New Advances in Drug Hypersensitivity Research and TreatmentView this Special Issue
New Advances in Drug Hypersensitivity Research and Treatment
Drug hypersensitivity remains an important clinical issue which is common and can be fatal with long-term complications. Severe cutaneous adverse reaction (SCAR) is T-cell-mediated delayed-type hypersensitivity, including Stevens-Johnson syndrome/toxic epidermal necrolysis (SJS/TEN), drug reactions with eosinophilia and systemic symptoms (DRESS)/drug-induced hypersensitivity syndrome (DIHS), and acute generalized exanthematous pustulosis (AGEP). These spectra of drug hypersensitivity are challenging in clinical practice and associated with the high rate of morbidity and mortality. This special issue focuses on new advances in drug hypersensitivity research and treatment. We have invited some papers to address such issues.
The first paper of this special issue provides a general overview on recent advances in the epidemiologic, genetic factors, immune mechanisms, diagnostic tools, and therapeutic approaches of drug hypersensitivity . Specific immune molecules involved in SCAR, such as IL-15 in SJS/TEN or the characteristic immunohistopathological features of SJS/TEN, DRESS, and AGEP, were also reviewed in this special issue. A better illustration of the histopathological features could improve the accuracy of diagnosis and lead to give essential insight into the pathomechanism of drug hypersensitivity reactions or SCAR. This review shows an updated knowledge of drug hypersensitivity that can help clinical practice or research in this field.
To broaden our understanding of the situation of SCAR in different countries, the special issue includes epidemiologic studies of SCAR from different Asian countries, including Japan, China, and Thailand. More and more reports show anticancer drugs, especially new targeting or immune therapeutic drugs which may also cause SCAR; this special issue also includes a literature review of SJS/TEN related to anticancer drugs, including chemotherapy, targeted therapy, and immunotherapy. The rapid development of variable targeting or immunologic anticancer drugs may potentially contribute to a new threat of SCAR in the future. This article also increases clinician awareness of the differential diagnosis between immune-related hypersensitivity reactions or direct skin toxicity related to anticancer drugs that can further improve the managements of SCAR in cancer patients.

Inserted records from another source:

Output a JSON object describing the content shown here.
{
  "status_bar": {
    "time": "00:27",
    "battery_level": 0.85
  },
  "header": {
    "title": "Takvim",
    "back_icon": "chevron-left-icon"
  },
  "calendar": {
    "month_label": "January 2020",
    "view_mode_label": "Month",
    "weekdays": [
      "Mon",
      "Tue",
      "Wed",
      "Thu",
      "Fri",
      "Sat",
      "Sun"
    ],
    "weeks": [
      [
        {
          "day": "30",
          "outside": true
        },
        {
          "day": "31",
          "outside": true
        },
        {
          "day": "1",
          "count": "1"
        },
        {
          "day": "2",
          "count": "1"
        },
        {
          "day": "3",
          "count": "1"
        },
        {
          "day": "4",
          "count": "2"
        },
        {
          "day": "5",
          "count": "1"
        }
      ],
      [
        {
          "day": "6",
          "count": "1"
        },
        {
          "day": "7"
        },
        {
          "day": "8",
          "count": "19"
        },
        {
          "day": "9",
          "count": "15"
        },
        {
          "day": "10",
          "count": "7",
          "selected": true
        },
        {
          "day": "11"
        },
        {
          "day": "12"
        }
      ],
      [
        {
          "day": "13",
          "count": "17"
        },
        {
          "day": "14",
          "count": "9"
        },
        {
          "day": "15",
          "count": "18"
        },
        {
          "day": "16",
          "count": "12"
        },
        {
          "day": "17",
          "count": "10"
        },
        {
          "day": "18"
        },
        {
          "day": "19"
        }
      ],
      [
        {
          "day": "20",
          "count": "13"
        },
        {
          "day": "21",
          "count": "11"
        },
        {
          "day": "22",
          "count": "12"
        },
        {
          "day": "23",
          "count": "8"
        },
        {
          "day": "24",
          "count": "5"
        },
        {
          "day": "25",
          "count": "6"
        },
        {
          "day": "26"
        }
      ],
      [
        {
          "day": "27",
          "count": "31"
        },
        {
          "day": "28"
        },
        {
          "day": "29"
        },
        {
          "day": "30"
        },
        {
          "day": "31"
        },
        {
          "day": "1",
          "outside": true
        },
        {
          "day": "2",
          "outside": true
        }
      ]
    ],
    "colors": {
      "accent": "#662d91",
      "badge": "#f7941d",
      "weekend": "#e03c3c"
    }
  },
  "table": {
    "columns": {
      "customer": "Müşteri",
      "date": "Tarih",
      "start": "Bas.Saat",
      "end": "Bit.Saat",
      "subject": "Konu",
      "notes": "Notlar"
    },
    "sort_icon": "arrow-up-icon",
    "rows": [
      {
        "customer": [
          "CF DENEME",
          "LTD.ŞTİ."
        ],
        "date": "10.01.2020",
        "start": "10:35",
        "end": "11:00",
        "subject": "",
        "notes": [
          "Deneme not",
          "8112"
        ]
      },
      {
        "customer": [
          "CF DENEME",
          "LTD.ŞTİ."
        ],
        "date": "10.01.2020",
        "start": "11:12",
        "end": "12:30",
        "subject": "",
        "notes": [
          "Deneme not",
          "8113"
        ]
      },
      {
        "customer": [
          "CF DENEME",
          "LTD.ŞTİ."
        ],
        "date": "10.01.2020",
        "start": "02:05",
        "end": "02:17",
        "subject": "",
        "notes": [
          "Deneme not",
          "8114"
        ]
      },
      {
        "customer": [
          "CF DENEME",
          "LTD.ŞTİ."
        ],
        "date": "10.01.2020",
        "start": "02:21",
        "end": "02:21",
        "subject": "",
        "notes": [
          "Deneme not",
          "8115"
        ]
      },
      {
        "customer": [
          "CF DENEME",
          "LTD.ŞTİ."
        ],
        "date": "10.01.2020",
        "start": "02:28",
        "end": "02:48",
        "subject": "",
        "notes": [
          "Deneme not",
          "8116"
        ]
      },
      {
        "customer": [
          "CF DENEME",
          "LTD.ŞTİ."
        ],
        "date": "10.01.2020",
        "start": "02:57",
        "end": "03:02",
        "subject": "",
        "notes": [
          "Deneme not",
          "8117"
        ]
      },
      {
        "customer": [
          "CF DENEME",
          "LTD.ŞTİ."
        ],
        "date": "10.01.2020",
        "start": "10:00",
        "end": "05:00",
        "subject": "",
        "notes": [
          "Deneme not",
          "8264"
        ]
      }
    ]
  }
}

Recent advancement in pharmacogenomics reveals genetic links to SCAR. There are 3 papers in this special issue demonstrating the association between single-nucleotide polymorphisms and HLA-B alleles with adverse drug reactions, including anticonvulsant or antihyperuricemic agent-induced hypersensitivity reactions or drug-induced liver injury. Furthermore, different techniques used to screen HLA alleles or predict drug hypersensitivity reactions in new drug users were also reviewed in one paper.
There is still no consensus-specific treatment for SCAR. Due to the rarity of SCAR, there were only few well-designed and implemented large-scale randomized control trials of treatment for patients with SCAR. Systemic corticosteroid is still controversial for the management of SJS/TEN. There are more evidences showing beneficial therapeutic effects of cyclosporine and biologic anti-TNF alpha blockade on patients with SJS/TEN. In this special issue, one paper gives a concise review on the management of each SCAR based on current clinical evidences.
Yi-Giien Tsai and Wen-Hung Chung contributed equally to this work.